Nevertheless, this same presumption lies behind the administration's approach to domestic security. Here matters are further complicated by the government's self-contradictory insistence, one, that a suspect shoulder the burden of proving his innocence (the logical flipside to the presumption of guilt), and, two, that crucial evidence against a suspect remain secret -- even from the suspect. Take the Senate Intelligence Committee's discussions on the expansion and use of Patriot Act powers. The Committee is scheduled to have a closed meeting today to discuss classified information on how the Patriot Act, passed in 2001, has been used. The concerns that many Americans have regarding the abuse of power may or may not be discussed. We won't know either way. The reasoning behind any abuses of power—unlawful searches and seizures, amassing lists of Americans based on their political affiliation, medical information, etc.—is classified. Any discussion about this classification? Also classified.

You might be on a list, but the government doesn't have to tell you that, much less why. Essentially, it becomes impossible to prove your innocence, because you don't know what you're innocent of. Take the Homeland Security's "no-fly" lists. A recent Washington Post article notes, "Homeland Security officials will not discuss the criteria that put an individual on the no-fly list, or how one is removed, except to say that the list contains names and other information about people with ties to terrorism.
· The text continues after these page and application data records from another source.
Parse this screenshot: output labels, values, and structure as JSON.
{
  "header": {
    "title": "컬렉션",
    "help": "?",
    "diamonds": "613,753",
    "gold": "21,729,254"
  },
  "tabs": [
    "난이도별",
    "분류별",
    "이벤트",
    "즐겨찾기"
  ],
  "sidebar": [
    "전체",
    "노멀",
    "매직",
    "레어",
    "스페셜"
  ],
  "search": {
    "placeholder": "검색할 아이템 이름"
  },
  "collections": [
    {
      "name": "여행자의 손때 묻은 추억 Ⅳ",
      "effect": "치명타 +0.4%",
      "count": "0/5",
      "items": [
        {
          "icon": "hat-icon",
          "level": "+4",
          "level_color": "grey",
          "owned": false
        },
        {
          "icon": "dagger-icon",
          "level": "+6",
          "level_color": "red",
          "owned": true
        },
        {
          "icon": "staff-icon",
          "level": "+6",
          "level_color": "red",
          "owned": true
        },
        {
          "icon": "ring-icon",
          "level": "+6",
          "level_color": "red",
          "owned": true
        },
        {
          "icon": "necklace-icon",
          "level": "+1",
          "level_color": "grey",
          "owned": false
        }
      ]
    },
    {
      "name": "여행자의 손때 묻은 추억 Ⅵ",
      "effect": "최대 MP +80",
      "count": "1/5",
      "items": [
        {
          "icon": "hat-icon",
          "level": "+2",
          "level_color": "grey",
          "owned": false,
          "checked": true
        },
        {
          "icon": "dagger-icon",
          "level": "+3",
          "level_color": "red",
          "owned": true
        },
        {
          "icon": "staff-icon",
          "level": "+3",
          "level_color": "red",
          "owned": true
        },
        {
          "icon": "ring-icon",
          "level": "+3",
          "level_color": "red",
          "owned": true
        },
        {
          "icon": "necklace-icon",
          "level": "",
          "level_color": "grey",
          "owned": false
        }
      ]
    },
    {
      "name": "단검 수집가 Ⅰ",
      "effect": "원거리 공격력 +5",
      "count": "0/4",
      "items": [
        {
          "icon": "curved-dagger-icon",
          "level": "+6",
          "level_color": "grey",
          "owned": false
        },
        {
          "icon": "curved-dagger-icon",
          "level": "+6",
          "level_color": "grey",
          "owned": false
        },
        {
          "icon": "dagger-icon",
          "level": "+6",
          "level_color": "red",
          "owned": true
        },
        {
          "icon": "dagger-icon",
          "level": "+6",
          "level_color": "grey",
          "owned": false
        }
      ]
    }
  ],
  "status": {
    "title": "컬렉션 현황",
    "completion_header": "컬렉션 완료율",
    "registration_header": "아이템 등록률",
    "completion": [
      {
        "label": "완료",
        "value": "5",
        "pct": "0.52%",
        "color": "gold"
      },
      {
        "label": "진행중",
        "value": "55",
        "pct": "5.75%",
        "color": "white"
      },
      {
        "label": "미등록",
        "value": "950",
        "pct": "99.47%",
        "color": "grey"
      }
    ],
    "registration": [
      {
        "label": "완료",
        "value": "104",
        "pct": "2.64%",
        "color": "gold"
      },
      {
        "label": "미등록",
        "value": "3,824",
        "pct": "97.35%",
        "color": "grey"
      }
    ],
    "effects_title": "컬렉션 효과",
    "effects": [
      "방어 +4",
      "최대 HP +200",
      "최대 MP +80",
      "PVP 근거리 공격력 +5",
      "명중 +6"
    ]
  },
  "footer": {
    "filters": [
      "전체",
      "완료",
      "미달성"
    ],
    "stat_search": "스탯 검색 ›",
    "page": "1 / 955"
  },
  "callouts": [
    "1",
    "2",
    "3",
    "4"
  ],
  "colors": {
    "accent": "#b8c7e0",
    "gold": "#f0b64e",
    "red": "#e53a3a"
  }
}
We know, thanks to the ACLU, that quite a few individuals and organizations without any apparent "ties to terrorism," (like the ACLU itself, and certain human rights and advocacy groups) are being watched--and in some cases, intimidated--by local government officials; so clearly the term "terrorism" is being broadly interpreted. How broadly? There's no way of knowing.